Government to crack down on pirated music and movies
Under pressure from international watchdog groups, including the World Trade Organization, Ecuador says it will step up its vigilance of illegally copied DVD and CD and their sales sales. It is estimated that 50,000 to 60,000 Ecuadorians make a living selling pirated music and movies, with many of those engaged in illegal copying.
Legal advisor to President Rafael Correa, Alexis Mera, said on Wednesday that he will seek an amendment to the new penal code that will make DVD and CD piracy a felony, with convictions carrying heavy fines and prison time. Currently piracy is classified as a misdemeanor. “We must abide by international law on this issue,” Mera said.
Ecuador is on the Intellectual Property Alliance’s ‘Watch List’ of countries that do not enforce intellectual property laws and allow piracy of music and movies. The issue came up during recent trade negotiations with the European Union and Ecuador agreed to step up enforcement.

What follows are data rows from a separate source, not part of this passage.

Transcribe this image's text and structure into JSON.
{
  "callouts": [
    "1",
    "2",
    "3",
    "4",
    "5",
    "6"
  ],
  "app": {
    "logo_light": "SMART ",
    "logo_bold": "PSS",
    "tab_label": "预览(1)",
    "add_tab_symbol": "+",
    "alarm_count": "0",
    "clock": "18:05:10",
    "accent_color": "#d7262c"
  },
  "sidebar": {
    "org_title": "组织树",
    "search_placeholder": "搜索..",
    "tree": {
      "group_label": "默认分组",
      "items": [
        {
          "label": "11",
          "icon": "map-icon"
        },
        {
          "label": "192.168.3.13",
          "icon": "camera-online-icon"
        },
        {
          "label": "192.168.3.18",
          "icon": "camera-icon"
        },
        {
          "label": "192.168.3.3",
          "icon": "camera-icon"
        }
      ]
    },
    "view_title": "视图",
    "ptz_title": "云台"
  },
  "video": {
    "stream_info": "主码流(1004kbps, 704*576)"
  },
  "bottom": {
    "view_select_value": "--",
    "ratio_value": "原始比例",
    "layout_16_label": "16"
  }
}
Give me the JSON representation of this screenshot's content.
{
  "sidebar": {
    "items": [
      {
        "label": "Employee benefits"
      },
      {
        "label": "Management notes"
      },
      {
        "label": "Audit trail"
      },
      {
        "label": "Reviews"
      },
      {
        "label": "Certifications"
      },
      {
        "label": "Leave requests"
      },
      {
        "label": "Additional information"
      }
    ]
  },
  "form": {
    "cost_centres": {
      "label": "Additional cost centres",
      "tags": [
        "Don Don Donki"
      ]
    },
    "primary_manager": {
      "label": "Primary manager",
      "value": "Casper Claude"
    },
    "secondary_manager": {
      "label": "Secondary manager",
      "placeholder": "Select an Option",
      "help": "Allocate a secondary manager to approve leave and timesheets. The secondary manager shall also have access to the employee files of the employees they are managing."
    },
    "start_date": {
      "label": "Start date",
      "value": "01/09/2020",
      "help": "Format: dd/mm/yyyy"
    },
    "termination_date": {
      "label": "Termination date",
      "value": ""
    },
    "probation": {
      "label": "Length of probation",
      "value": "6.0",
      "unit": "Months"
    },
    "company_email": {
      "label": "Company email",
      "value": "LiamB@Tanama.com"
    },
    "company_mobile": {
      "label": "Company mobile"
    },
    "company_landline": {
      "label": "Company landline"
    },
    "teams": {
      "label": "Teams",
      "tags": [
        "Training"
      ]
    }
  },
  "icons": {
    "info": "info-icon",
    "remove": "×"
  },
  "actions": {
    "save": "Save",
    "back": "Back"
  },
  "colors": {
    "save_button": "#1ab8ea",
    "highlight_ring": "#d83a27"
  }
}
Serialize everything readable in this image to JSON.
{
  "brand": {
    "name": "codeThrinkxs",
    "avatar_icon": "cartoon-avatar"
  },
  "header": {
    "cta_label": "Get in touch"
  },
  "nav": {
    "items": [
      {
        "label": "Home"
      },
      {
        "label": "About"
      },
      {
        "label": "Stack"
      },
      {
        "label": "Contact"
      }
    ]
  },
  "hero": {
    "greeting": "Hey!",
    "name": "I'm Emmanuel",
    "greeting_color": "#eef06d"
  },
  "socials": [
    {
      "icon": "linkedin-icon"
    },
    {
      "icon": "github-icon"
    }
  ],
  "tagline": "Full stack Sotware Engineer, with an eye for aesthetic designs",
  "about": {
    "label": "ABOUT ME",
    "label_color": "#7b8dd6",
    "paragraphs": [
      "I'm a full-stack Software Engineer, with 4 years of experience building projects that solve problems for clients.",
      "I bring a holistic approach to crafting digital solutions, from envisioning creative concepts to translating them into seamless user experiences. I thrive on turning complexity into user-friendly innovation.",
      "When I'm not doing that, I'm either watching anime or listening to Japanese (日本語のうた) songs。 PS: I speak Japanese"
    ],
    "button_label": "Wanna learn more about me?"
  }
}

Because of the large number of citizens who make a living from pirated DVDs and CDs, Ecuador has been reluctant to crack down on the trade. It is estimated that there are 15,000 stores selling illegal disks in the country as well as thousands of other street vendors.